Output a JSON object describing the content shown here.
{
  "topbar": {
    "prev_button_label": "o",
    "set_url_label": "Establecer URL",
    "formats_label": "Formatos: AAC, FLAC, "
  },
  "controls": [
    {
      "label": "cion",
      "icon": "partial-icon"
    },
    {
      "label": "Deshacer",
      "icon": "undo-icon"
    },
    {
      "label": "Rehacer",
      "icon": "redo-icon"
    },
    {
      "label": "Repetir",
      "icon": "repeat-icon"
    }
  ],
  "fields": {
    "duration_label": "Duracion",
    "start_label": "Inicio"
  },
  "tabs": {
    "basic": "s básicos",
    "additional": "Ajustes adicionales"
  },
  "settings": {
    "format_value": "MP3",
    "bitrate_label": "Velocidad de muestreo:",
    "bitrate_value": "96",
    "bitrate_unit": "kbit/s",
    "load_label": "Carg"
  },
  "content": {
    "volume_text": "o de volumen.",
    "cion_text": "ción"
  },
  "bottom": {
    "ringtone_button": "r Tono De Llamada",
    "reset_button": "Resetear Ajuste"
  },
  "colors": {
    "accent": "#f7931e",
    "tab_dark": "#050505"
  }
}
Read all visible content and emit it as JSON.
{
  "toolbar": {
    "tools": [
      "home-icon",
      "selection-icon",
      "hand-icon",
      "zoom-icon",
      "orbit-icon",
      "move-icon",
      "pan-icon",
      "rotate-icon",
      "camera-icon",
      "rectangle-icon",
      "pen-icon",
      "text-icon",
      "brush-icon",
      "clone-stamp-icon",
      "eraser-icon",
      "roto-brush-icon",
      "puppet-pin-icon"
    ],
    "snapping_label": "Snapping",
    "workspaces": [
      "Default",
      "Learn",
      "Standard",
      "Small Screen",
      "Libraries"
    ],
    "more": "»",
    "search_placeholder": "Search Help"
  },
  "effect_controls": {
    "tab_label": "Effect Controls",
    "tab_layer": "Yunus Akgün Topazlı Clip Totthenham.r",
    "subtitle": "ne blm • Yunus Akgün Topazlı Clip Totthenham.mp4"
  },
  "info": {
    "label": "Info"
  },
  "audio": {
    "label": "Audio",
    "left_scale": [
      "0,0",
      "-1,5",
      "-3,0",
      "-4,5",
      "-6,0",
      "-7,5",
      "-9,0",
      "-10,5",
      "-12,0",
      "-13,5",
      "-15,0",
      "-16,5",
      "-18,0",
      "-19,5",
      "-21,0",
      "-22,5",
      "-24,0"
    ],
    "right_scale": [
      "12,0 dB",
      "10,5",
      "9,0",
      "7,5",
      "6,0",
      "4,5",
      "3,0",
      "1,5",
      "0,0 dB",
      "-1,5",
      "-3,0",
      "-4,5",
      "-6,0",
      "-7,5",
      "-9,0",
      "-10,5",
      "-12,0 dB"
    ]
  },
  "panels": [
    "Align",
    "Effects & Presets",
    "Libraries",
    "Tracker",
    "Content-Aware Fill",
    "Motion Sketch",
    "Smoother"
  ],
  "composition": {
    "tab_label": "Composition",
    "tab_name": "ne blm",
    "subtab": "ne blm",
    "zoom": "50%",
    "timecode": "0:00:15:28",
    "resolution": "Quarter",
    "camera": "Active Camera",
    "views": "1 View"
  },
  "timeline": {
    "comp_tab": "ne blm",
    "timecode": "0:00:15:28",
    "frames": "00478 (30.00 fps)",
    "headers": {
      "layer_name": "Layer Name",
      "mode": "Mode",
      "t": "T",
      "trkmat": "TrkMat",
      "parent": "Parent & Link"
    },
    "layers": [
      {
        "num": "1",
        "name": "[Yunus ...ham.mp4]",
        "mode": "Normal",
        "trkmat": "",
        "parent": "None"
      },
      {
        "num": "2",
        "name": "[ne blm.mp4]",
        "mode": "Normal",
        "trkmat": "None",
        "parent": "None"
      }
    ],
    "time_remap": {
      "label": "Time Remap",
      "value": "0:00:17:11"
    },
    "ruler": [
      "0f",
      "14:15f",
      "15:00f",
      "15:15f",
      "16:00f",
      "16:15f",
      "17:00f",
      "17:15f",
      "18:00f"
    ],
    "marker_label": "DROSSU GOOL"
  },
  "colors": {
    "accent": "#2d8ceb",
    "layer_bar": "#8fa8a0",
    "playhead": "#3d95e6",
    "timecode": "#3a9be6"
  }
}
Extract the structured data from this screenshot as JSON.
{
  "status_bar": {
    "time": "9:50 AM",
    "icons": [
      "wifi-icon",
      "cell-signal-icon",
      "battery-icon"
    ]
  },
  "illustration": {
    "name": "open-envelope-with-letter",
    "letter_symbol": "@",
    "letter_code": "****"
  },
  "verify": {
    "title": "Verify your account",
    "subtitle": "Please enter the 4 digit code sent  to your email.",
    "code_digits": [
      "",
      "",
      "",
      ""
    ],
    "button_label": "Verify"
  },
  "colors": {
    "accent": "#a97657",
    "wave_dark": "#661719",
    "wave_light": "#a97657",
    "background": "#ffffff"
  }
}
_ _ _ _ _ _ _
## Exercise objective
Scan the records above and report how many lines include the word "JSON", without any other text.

## Reply to the task
3